• [Your goal]
For this exercise, print all of the entries exactly as given.
/---
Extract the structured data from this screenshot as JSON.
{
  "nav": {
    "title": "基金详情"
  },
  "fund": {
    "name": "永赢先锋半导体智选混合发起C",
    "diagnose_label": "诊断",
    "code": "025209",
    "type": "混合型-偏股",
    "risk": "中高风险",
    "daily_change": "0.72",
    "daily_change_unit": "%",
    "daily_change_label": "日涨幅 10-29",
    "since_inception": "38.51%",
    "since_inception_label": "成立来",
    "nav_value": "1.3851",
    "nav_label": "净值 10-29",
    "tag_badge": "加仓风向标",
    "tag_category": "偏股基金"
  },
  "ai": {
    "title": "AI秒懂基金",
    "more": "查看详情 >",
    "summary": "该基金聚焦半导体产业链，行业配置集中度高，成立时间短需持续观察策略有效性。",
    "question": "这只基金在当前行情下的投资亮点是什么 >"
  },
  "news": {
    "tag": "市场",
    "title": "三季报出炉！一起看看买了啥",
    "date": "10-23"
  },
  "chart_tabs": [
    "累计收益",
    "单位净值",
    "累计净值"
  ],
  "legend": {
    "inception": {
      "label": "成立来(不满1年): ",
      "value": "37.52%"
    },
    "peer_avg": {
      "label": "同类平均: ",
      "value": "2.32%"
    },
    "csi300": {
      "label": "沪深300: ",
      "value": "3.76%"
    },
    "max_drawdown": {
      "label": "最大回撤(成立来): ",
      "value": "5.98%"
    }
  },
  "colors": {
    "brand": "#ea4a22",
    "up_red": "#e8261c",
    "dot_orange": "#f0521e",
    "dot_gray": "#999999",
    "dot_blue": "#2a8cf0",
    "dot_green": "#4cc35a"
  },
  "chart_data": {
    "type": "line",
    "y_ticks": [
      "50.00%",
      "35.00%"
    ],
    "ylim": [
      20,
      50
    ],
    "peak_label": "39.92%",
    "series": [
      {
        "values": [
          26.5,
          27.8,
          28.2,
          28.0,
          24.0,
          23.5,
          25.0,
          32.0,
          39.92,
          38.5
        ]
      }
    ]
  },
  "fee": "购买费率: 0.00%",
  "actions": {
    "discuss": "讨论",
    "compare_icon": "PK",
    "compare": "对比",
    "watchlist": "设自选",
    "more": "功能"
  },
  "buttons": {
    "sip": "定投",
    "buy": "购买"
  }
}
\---
• [Reply]
Extract the structured data from this screenshot as JSON.
{
  "nav": {
    "title": "基金详情"
  },
  "fund": {
    "name": "永赢先锋半导体智选混合发起C",
    "diagnose_label": "诊断",
    "code": "025209",
    "type": "混合型-偏股",
    "risk": "中高风险",
    "daily_change": "0.72",
    "daily_change_unit": "%",
    "daily_change_label": "日涨幅 10-29",
    "since_inception": "38.51%",
    "since_inception_label": "成立来",
    "nav_value": "1.3851",
    "nav_label": "净值 10-29",
    "tag_badge": "加仓风向标",
    "tag_category": "偏股基金"
  },
  "ai": {
    "title": "AI秒懂基金",
    "more": "查看详情 >",
    "summary": "该基金聚焦半导体产业链，行业配置集中度高，成立时间短需持续观察策略有效性。",
    "question": "这只基金在当前行情下的投资亮点是什么 >"
  },
  "news": {
    "tag": "市场",
    "title": "三季报出炉！一起看看买了啥",
    "date": "10-23"
  },
  "chart_tabs": [
    "累计收益",
    "单位净值",
    "累计净值"
  ],
  "legend": {
    "inception": {
      "label": "成立来(不满1年): ",
      "value": "37.52%"
    },
    "peer_avg": {
      "label": "同类平均: ",
      "value": "2.32%"
    },
    "csi300": {
      "label": "沪深300: ",
      "value": "3.76%"
    },
    "max_drawdown": {
      "label": "最大回撤(成立来): ",
      "value": "5.98%"
    }
  },
  "colors": {
    "brand": "#ea4a22",
    "up_red": "#e8261c",
    "dot_orange": "#f0521e",
    "dot_gray": "#999999",
    "dot_blue": "#2a8cf0",
    "dot_green": "#4cc35a"
  },
  "chart_data": {
    "type": "line",
    "y_ticks": [
      "50.00%",
      "35.00%"
    ],
    "ylim": [
      20,
      50
    ],
    "peak_label": "39.92%",
    "series": [
      {
        "values": [
          26.5,
          27.8,
          28.2,
          28.0,
          24.0,
          23.5,
          25.0,
          32.0,
          39.92,
          38.5
        ]
      }
    ]
  },
  "fee": "购买费率: 0.00%",
  "actions": {
    "discuss": "讨论",
    "compare_icon": "PK",
    "compare": "对比",
    "watchlist": "设自选",
    "more": "功能"
  },
  "buttons": {
    "sip": "定投",
    "buy": "购买"
  }
}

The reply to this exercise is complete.